Benchmarks - Synthetic
Sandra is a software collection of synthetic benchmarks that will give us a basic idea as to what a system is capable of. It should be noted that SiSoft numbers change depending on what hardware is being tested. These were recorded using Sandra Professional Version 31.60.2021.12
One of the most difficult things about doing reviews is finding some kind of common ground to establish a benchmark on so that when we say something is good our readers know it is based on something they can try themselves.
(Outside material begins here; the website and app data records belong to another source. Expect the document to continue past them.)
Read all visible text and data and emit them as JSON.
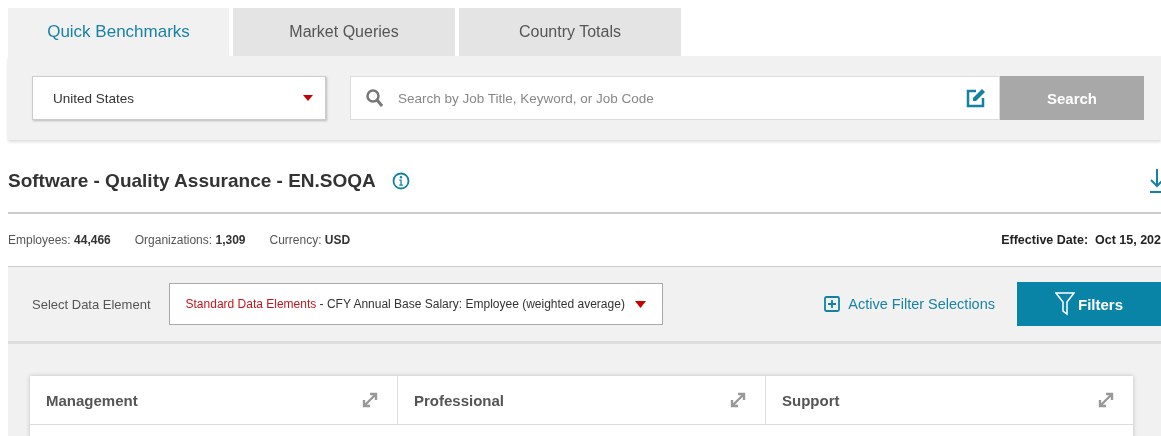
{
  "tabs": [
    {
      "label": "Quick Benchmarks",
      "selected": true
    },
    {
      "label": "Market Queries",
      "selected": false
    },
    {
      "label": "Country Totals",
      "selected": false
    }
  ],
  "country_select": {
    "value": "United States"
  },
  "search": {
    "placeholder": "Search by Job Title, Keyword, or Job Code",
    "button": "Search",
    "disabled": true
  },
  "job": {
    "title": "Software - Quality Assurance - EN.SOQA"
  },
  "stats": [
    {
      "label": "Employees:",
      "value": "44,466"
    },
    {
      "label": "Organizations:",
      "value": "1,309"
    },
    {
      "label": "Currency:",
      "value": "USD"
    }
  ],
  "effective_date": {
    "label": "Effective Date:",
    "value": "Oct 15, 202"
  },
  "data_element": {
    "label": "Select Data Element",
    "category": "Standard Data Elements",
    "value": "- CFY Annual Base Salary: Employee (weighted average)"
  },
  "active_filters": {
    "label": "Active Filter Selections"
  },
  "filters_button": {
    "label": "Filters"
  },
  "cards": [
    {
      "title": "Management"
    },
    {
      "title": "Professional"
    },
    {
      "title": "Support"
    }
  ]
}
In the case of audio reproduction there are too many factors to consider such as hearing quality, sound equipment (speakers) and room dimensions so we are turning to the RightMark Audio Analyzer to give us a set of audio specs. We will then use those numbers to determine what kind of audio quality you can expect.
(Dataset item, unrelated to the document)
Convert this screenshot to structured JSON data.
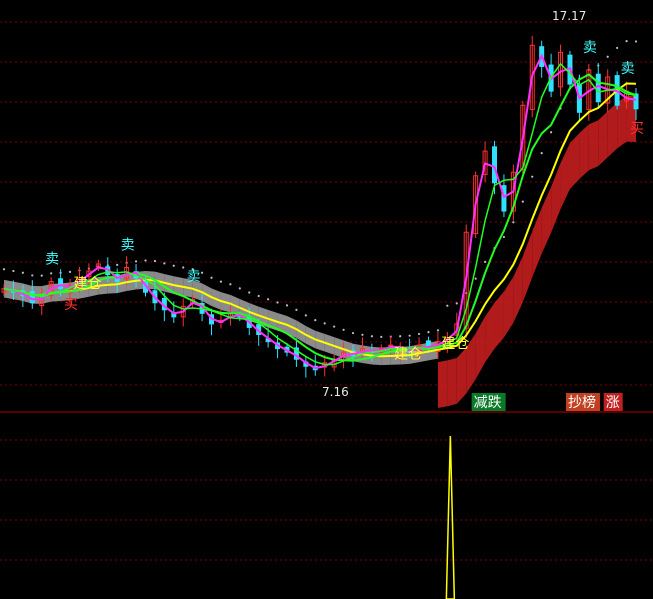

This test was performed using a loopback cable which is basically a jack that connects the analog line-out plug back into the analog line-in. That way we can remove almost all of the variables and concentrate on what is actually being reproduced and recorded.
Frequency response (from 40 Hz to 15 kHz), dB: +0.06, -0.07
Noise level, dB (A): -95.0
Dynamic range, dB (A): 95.2
THD, %: 0.00178
THD + Noise, dB (A): -86.8
IMD + Noise, %: 0.00613
Stereo crosstalk, dB: -91.5
IMD at 10 kHz, %: 0.00566
General performance Excellent
Color coding indicates good to bad, Bright green = Excellent - Bright Red = Poor - Black = Good
Synthetic performance never really tells the entire story, but is a good indication of what the system would probably be capable of doing under the right conditions. For this set of benchmarks I wanted to show how Alder Lake DDR4 compared to Alder Lake DDR5 and DDR4 from a previous generation. As expected DDR5 offered the highest bandwidth but, you still need processing power to make use of it all.
The Rightmark audio benchmark is a great tool for exposing audio specs for the various chips and software used and read much like if you were buying an amplifier or sound system for your house. What I have discovered is that motherboard makers are getting better at installing their audio solutions to the point where the audio testing is finally matching what the chips are capable of.